I think the plot twist at the ending further proves my point that the author did a terrible job creating a character that we can invest in. In the end, we find out that Kya was actually the one who killed Chase Andrews. As I’ve stated before, this conclusion presented some striking inconsistencies to Kya’s character. The twist just doesn’t coincide with the smart, cautious woman that we’ve been following this entire time. Rather than clever, I thought this twist just revealed the hidden underbelly of stunted character development that Kya has had throughout the story. After reading the ending, I questioned why I had even read this coming-of-age story only for the character who I thought I knew to do a complete 180 into a different person. I thought I had a decent grasp on who Kya was as a character, but learning that she plotted the scheme to kill Chase showed me I never knew her to begin with, which is a problem.

While some may see the plot twist as interesting, I was disheartened, but it did further prove my point that Kya’s character development is so significantly hindered by cheap and useless plot obstacles that we never really get to know her as a character.
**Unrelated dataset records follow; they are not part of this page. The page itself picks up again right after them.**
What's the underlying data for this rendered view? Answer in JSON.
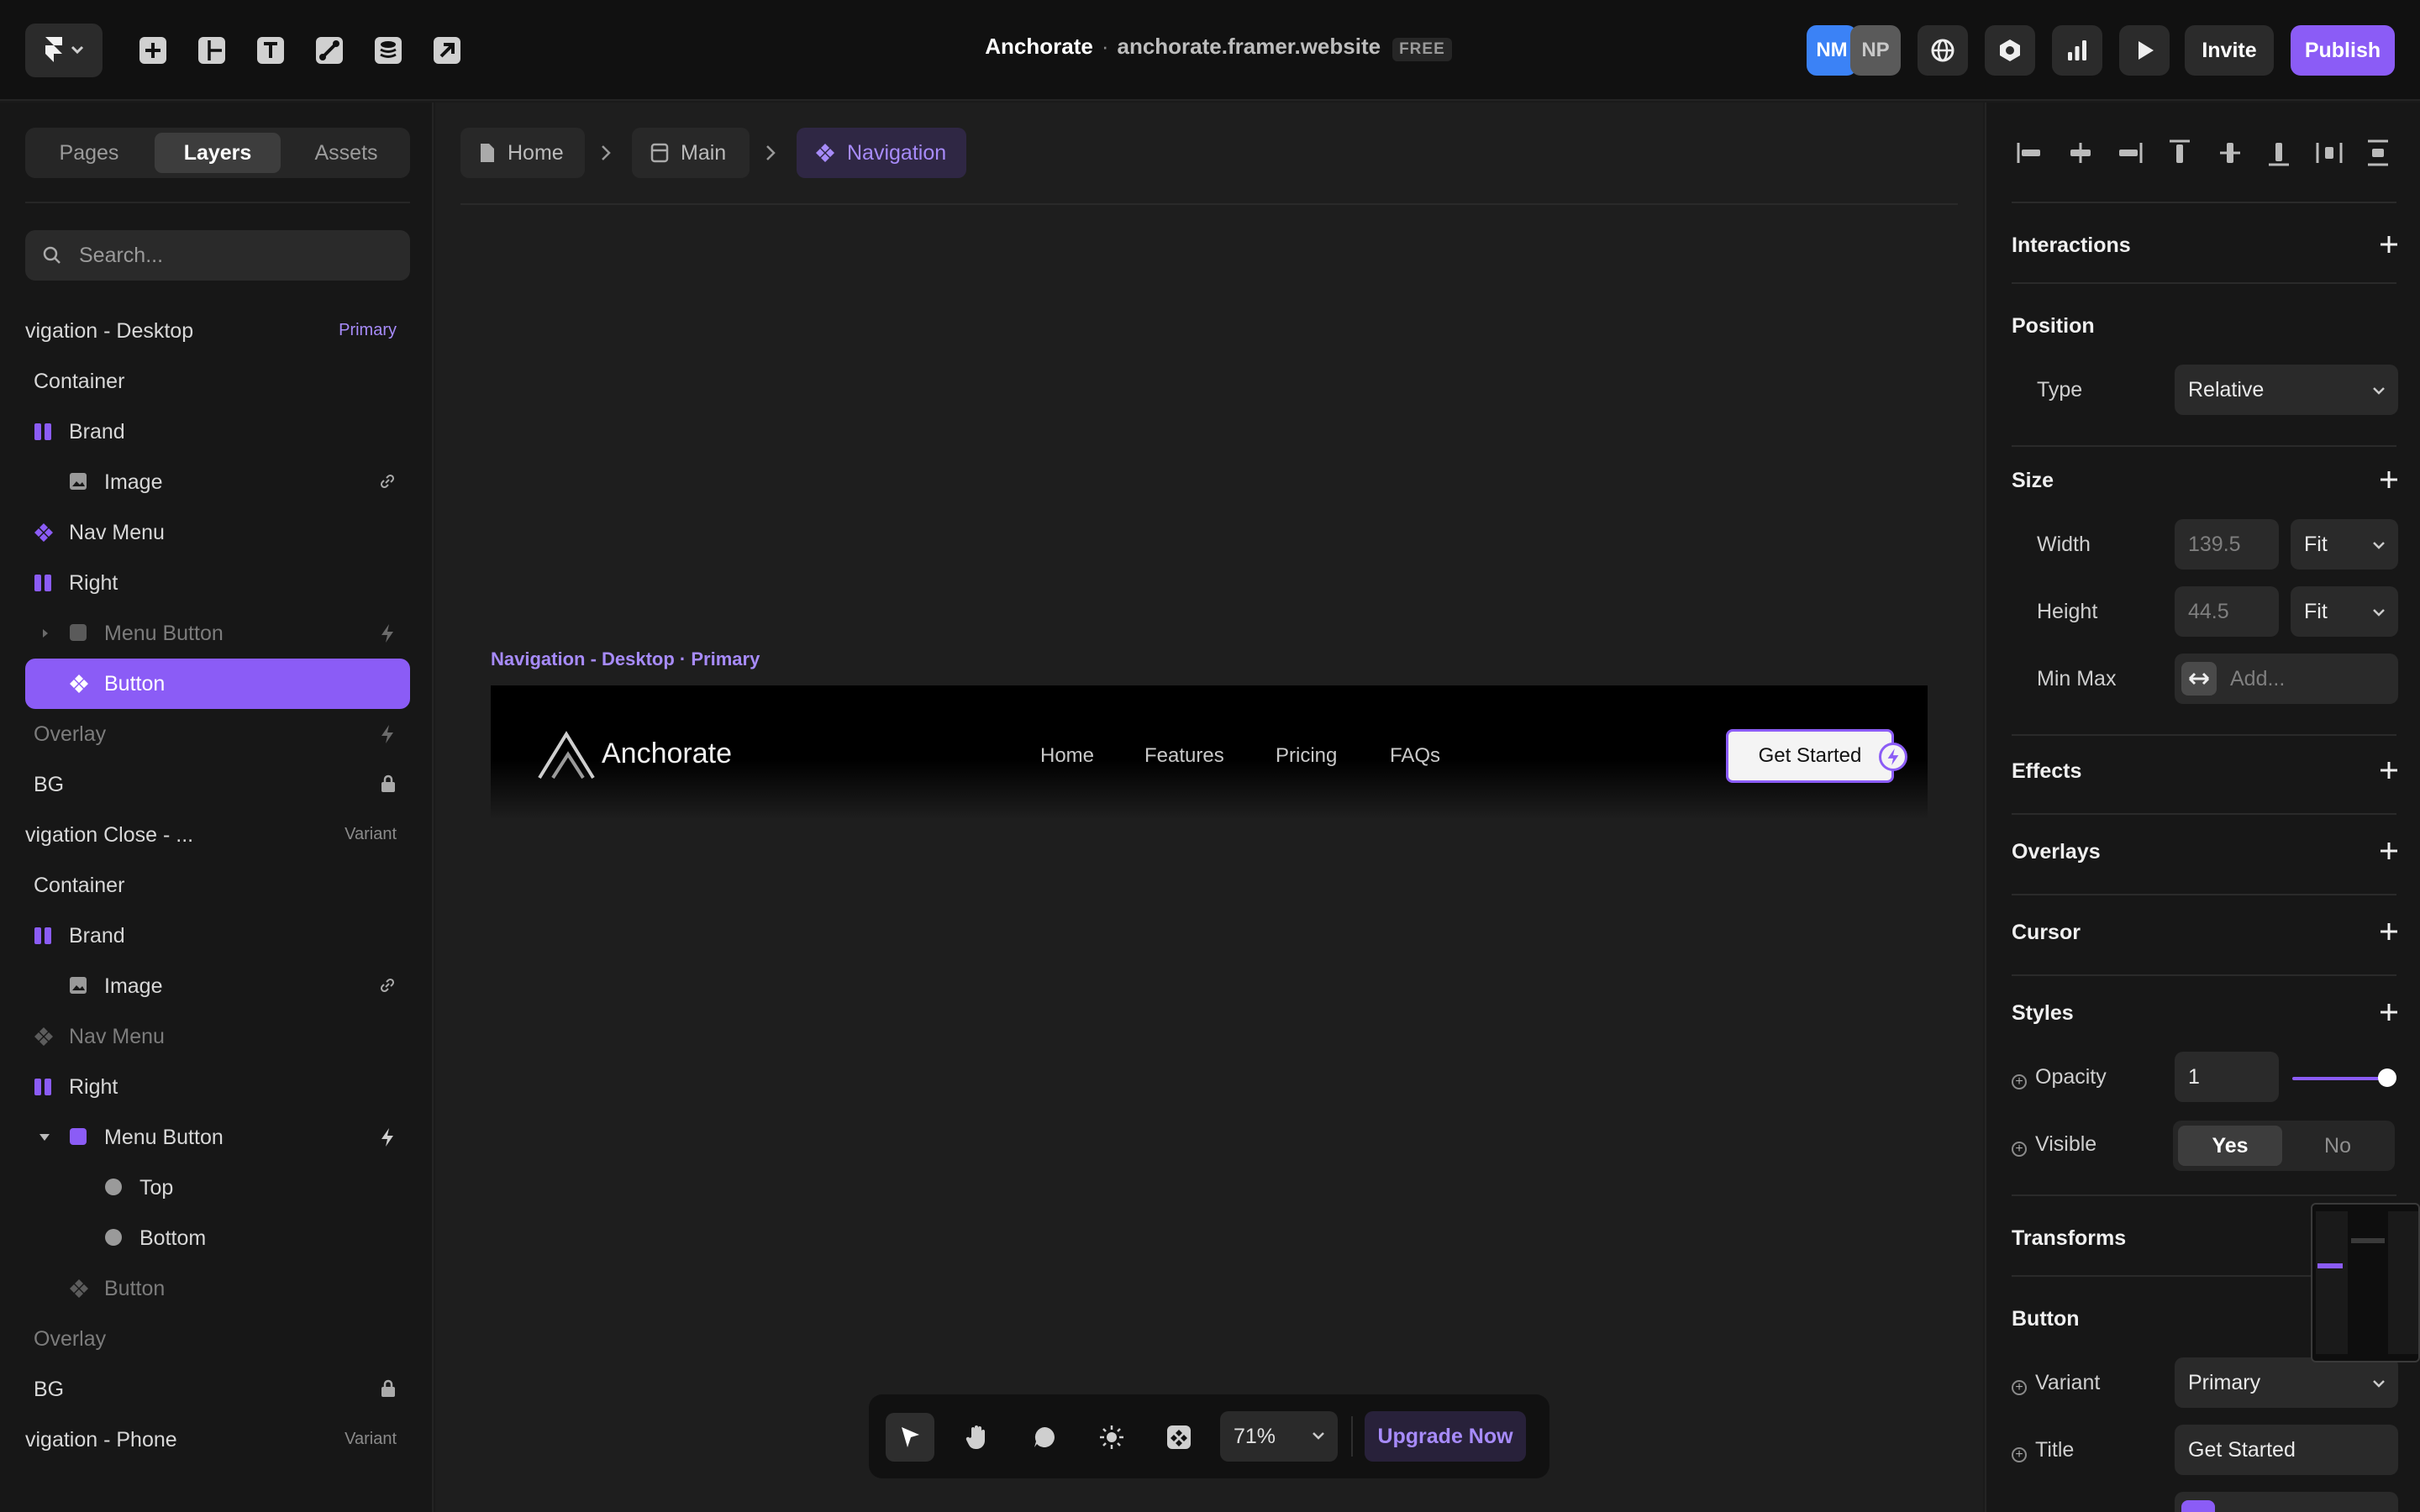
{
  "project": {
    "name": "Anchorate",
    "separator": "·",
    "domain": "anchorate.framer.website",
    "plan_badge": "FREE"
  },
  "topbar": {
    "tools": [
      "insert-icon",
      "layout-icon",
      "text-icon",
      "vector-icon",
      "cms-icon",
      "link-out-icon"
    ],
    "avatars": [
      {
        "initials": "NM",
        "color": "#3b82f6"
      },
      {
        "initials": "NP",
        "color": "#5a5a5a"
      }
    ],
    "invite_label": "Invite",
    "publish_label": "Publish"
  },
  "left_panel": {
    "tabs": [
      "Pages",
      "Layers",
      "Assets"
    ],
    "active_tab": "Layers",
    "search_placeholder": "Search...",
    "layers": [
      {
        "label": "vigation - Desktop",
        "tag": "Primary"
      },
      {
        "label": "Container"
      },
      {
        "label": "Brand"
      },
      {
        "label": "Image"
      },
      {
        "label": "Nav Menu"
      },
      {
        "label": "Right"
      },
      {
        "label": "Menu Button"
      },
      {
        "label": "Button"
      },
      {
        "label": "Overlay"
      },
      {
        "label": "BG"
      },
      {
        "label": "vigation Close - ...",
        "tag": "Variant"
      },
      {
        "label": "Container"
      },
      {
        "label": "Brand"
      },
      {
        "label": "Image"
      },
      {
        "label": "Nav Menu"
      },
      {
        "label": "Right"
      },
      {
        "label": "Menu Button"
      },
      {
        "label": "Top"
      },
      {
        "label": "Bottom"
      },
      {
        "label": "Button"
      },
      {
        "label": "Overlay"
      },
      {
        "label": "BG"
      },
      {
        "label": "vigation - Phone",
        "tag": "Variant"
      }
    ]
  },
  "canvas": {
    "breadcrumbs": [
      "Home",
      "Main",
      "Navigation"
    ],
    "frame_label": "Navigation - Desktop · Primary",
    "site": {
      "brand": "Anchorate",
      "nav_links": [
        "Home",
        "Features",
        "Pricing",
        "FAQs"
      ],
      "cta": "Get Started"
    },
    "zoom": "71%",
    "upgrade_label": "Upgrade Now"
  },
  "right_panel": {
    "interactions": "Interactions",
    "position": {
      "title": "Position",
      "type_label": "Type",
      "type_value": "Relative"
    },
    "size": {
      "title": "Size",
      "width_label": "Width",
      "width_value": "139.5",
      "width_mode": "Fit",
      "height_label": "Height",
      "height_value": "44.5",
      "height_mode": "Fit",
      "minmax_label": "Min Max",
      "minmax_placeholder": "Add..."
    },
    "effects": "Effects",
    "overlays": "Overlays",
    "cursor": "Cursor",
    "styles": {
      "title": "Styles",
      "opacity_label": "Opacity",
      "opacity_value": "1",
      "visible_label": "Visible",
      "visible_yes": "Yes",
      "visible_no": "No"
    },
    "transforms": "Transforms",
    "button": {
      "title": "Button",
      "variant_label": "Variant",
      "variant_value": "Primary",
      "title_label": "Title",
      "title_value": "Get Started"
    }
  },
  "colors": {
    "accent": "#8b5cf6",
    "accent_text": "#a78bfa",
    "panel": "#171717",
    "canvas": "#1e1e1e"
  }
}
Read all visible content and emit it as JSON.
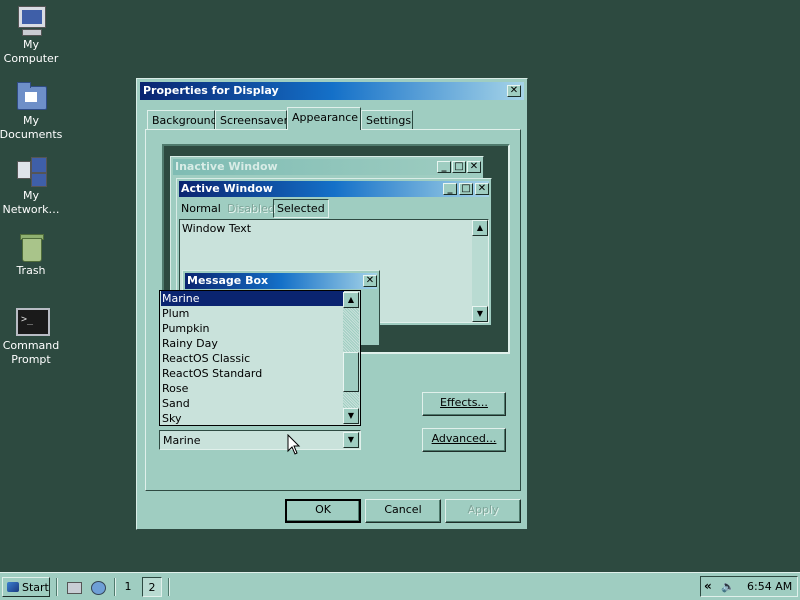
{
  "desktop": {
    "icons": [
      {
        "label": "My Computer",
        "icon": "computer-icon"
      },
      {
        "label": "My Documents",
        "icon": "documents-folder-icon"
      },
      {
        "label": "My Network…",
        "icon": "network-icon"
      },
      {
        "label": "Trash",
        "icon": "trash-icon"
      },
      {
        "label": "Command Prompt",
        "icon": "command-prompt-icon"
      }
    ]
  },
  "dialog": {
    "title": "Properties for Display",
    "close_glyph": "✕",
    "tabs": [
      "Background",
      "Screensaver",
      "Appearance",
      "Settings"
    ],
    "active_tab": "Appearance",
    "preview": {
      "inactive_title": "Inactive Window",
      "active_title": "Active Window",
      "menu": {
        "normal": "Normal",
        "disabled": "Disabled",
        "selected": "Selected"
      },
      "window_text": "Window Text",
      "message_box_title": "Message Box"
    },
    "scheme_list": {
      "items": [
        "Marine",
        "Plum",
        "Pumpkin",
        "Rainy Day",
        "ReactOS Classic",
        "ReactOS Standard",
        "Rose",
        "Sand",
        "Sky"
      ],
      "highlighted": "Marine"
    },
    "scheme_combo_value": "Marine",
    "buttons": {
      "effects": "Effects...",
      "advanced": "Advanced...",
      "ok": "OK",
      "cancel": "Cancel",
      "apply": "Apply"
    }
  },
  "taskbar": {
    "start_label": "Start",
    "workspaces": [
      "1",
      "2"
    ],
    "active_workspace": "2",
    "tray_chevron": "«",
    "clock": "6:54 AM"
  },
  "colors": {
    "desktop": "#2d4a40",
    "face": "#9fcdc1",
    "title_active_start": "#0a2470",
    "highlight": "#0a2470"
  }
}
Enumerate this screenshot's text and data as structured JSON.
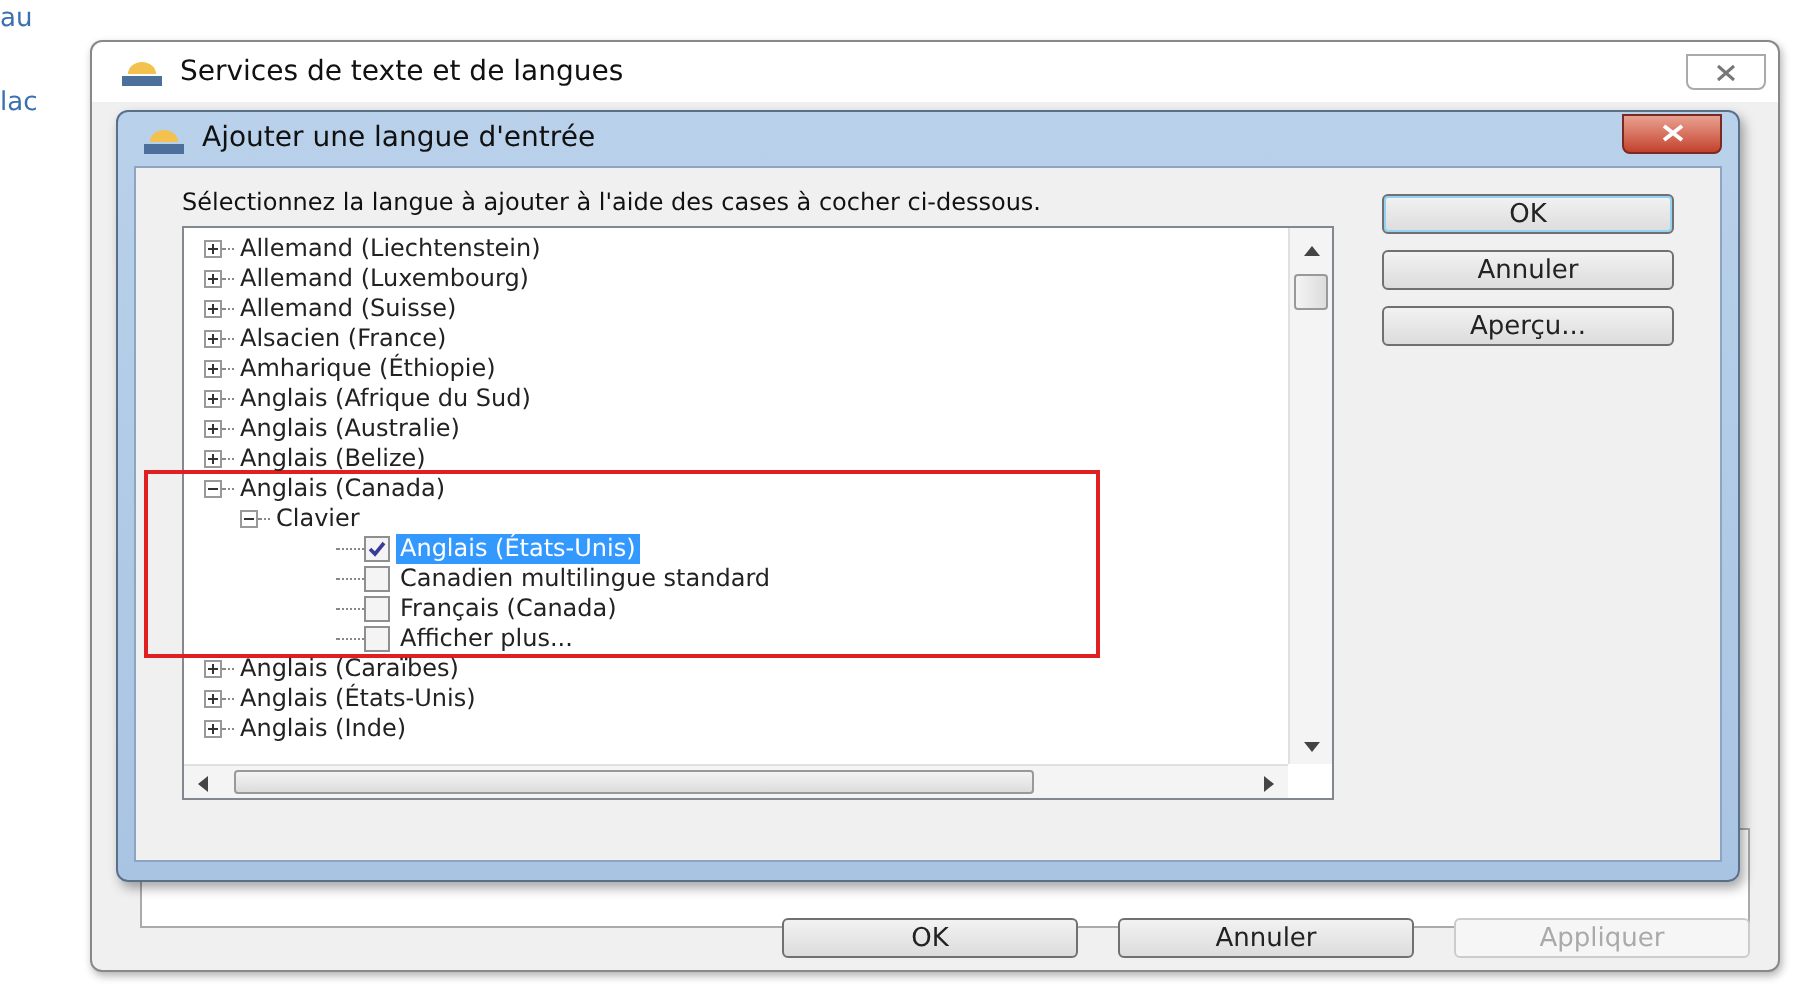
{
  "background_texts": [
    "au",
    "lac"
  ],
  "window": {
    "title": "Services de texte et de langues",
    "buttons": [
      {
        "label": "OK",
        "disabled": false
      },
      {
        "label": "Annuler",
        "disabled": false
      },
      {
        "label": "Appliquer",
        "disabled": true
      }
    ]
  },
  "dialog": {
    "title": "Ajouter une langue d'entrée",
    "instruction": "Sélectionnez la langue à ajouter à l'aide des cases à cocher ci-dessous.",
    "buttons": [
      {
        "label": "OK",
        "default": true
      },
      {
        "label": "Annuler",
        "default": false
      },
      {
        "label": "Aperçu...",
        "default": false
      }
    ],
    "tree": [
      {
        "label": "Allemand (Liechtenstein)",
        "expanded": false,
        "highlighted": false
      },
      {
        "label": "Allemand (Luxembourg)",
        "expanded": false,
        "highlighted": false
      },
      {
        "label": "Allemand (Suisse)",
        "expanded": false,
        "highlighted": false
      },
      {
        "label": "Alsacien (France)",
        "expanded": false,
        "highlighted": false
      },
      {
        "label": "Amharique (Éthiopie)",
        "expanded": false,
        "highlighted": false
      },
      {
        "label": "Anglais (Afrique du Sud)",
        "expanded": false,
        "highlighted": false
      },
      {
        "label": "Anglais (Australie)",
        "expanded": false,
        "highlighted": false
      },
      {
        "label": "Anglais (Belize)",
        "expanded": false,
        "highlighted": false
      },
      {
        "label": "Anglais (Canada)",
        "expanded": true,
        "highlighted": true,
        "children": [
          {
            "label": "Clavier",
            "expanded": true,
            "children": [
              {
                "label": "Anglais (États-Unis)",
                "checked": true,
                "selected": true
              },
              {
                "label": "Canadien multilingue standard",
                "checked": false,
                "selected": false
              },
              {
                "label": "Français (Canada)",
                "checked": false,
                "selected": false
              },
              {
                "label": "Afficher plus...",
                "checked": false,
                "selected": false
              }
            ]
          }
        ]
      },
      {
        "label": "Anglais (Caraïbes)",
        "expanded": false,
        "highlighted": false
      },
      {
        "label": "Anglais (États-Unis)",
        "expanded": false,
        "highlighted": false
      },
      {
        "label": "Anglais (Inde)",
        "expanded": false,
        "highlighted": false
      }
    ]
  }
}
Again, the author makes Kya brilliant and intelligent, but when this becomes inconvenient, she changes her into something widely different. 

From another perspective, the plot twist really undermined the entire message that the book has been promoting all along, which is that Kya is not the “swamp rat” that everyone believes she is. What good does it do to have her to be the villain that everyone wanted her to be? It defeats the entire message of having the underdog rise above those who underestimate them. How does the story expect me to care about the plot twist when the majority of the characters behave so inconsistently? Neglecting your characters is an easy way to turn readers away, and as shown, it diminishes the quality of the story.

That is why I believe this plot twist was the most glaring pitfall of this novel. Not only did it expose the author’s poor writing, but it also further cemented for me that the focus of this novel was never Kya and her growth into an independent woman. The author clearly cared more about making a shocking plot twist than actually developing her characters. 

A good plot twist is not predictable and makes sense with what’s been happening in the story. A good story, moreover, should not rely on a plot twist as to improve the quality of a poor story. The plot twist should be able to enhance an already strong narrative. In fact, a good story should be able to stand on its own without requiring a plot twist to make it better.  

Unfortunately, “Where the Crawdad’s Sing” is not that kind of story. 


Ultimately, if you’re willing to suspend a LOT of disbelief, then perhaps this may be the book you’re looking for. Otherwise, this novel has way too many inconsistencies that are difficult to ignore. It’s hard to take this book seriously when the author cares more about shock value than developing believable characters. I think this is one of the countless commercial fiction novels that would be best to avoid.